[SOURCE RECORDS Boundary: Start]
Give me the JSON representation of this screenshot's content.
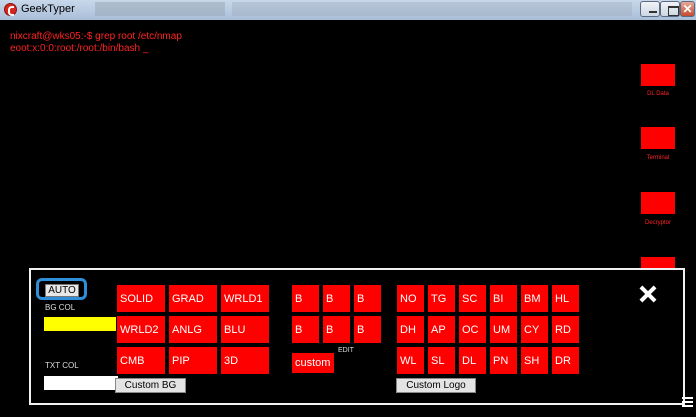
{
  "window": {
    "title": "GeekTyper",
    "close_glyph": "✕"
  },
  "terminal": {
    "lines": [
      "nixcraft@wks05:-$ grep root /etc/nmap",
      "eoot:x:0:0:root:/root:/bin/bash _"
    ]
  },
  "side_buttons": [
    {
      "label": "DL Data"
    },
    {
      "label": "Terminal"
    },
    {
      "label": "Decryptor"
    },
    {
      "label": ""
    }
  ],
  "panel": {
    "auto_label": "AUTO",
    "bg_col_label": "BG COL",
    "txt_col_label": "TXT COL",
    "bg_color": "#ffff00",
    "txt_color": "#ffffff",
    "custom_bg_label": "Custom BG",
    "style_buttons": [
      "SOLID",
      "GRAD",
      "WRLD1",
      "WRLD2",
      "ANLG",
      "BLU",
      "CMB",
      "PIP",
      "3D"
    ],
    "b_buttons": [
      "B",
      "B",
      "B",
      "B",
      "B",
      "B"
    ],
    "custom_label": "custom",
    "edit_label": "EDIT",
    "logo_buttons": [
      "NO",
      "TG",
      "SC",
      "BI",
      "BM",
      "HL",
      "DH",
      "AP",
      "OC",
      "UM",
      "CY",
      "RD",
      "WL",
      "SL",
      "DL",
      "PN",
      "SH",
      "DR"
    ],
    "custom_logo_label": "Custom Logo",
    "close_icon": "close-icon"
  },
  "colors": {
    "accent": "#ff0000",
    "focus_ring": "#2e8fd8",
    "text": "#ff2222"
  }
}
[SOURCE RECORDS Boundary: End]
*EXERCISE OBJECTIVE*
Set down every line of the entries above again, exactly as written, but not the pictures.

*SOLUTION TO THIS PROBLEM*
Give me the JSON representation of this screenshot's content.
{
  "window": {
    "title": "GeekTyper",
    "close_glyph": "✕"
  },
  "terminal": {
    "lines": [
      "nixcraft@wks05:-$ grep root /etc/nmap",
      "eoot:x:0:0:root:/root:/bin/bash _"
    ]
  },
  "side_buttons": [
    {
      "label": "DL Data"
    },
    {
      "label": "Terminal"
    },
    {
      "label": "Decryptor"
    },
    {
      "label": ""
    }
  ],
  "panel": {
    "auto_label": "AUTO",
    "bg_col_label": "BG COL",
    "txt_col_label": "TXT COL",
    "bg_color": "#ffff00",
    "txt_color": "#ffffff",
    "custom_bg_label": "Custom BG",
    "style_buttons": [
      "SOLID",
      "GRAD",
      "WRLD1",
      "WRLD2",
      "ANLG",
      "BLU",
      "CMB",
      "PIP",
      "3D"
    ],
    "b_buttons": [
      "B",
      "B",
      "B",
      "B",
      "B",
      "B"
    ],
    "custom_label": "custom",
    "edit_label": "EDIT",
    "logo_buttons": [
      "NO",
      "TG",
      "SC",
      "BI",
      "BM",
      "HL",
      "DH",
      "AP",
      "OC",
      "UM",
      "CY",
      "RD",
      "WL",
      "SL",
      "DL",
      "PN",
      "SH",
      "DR"
    ],
    "custom_logo_label": "Custom Logo",
    "close_icon": "close-icon"
  },
  "colors": {
    "accent": "#ff0000",
    "focus_ring": "#2e8fd8",
    "text": "#ff2222"
  }
}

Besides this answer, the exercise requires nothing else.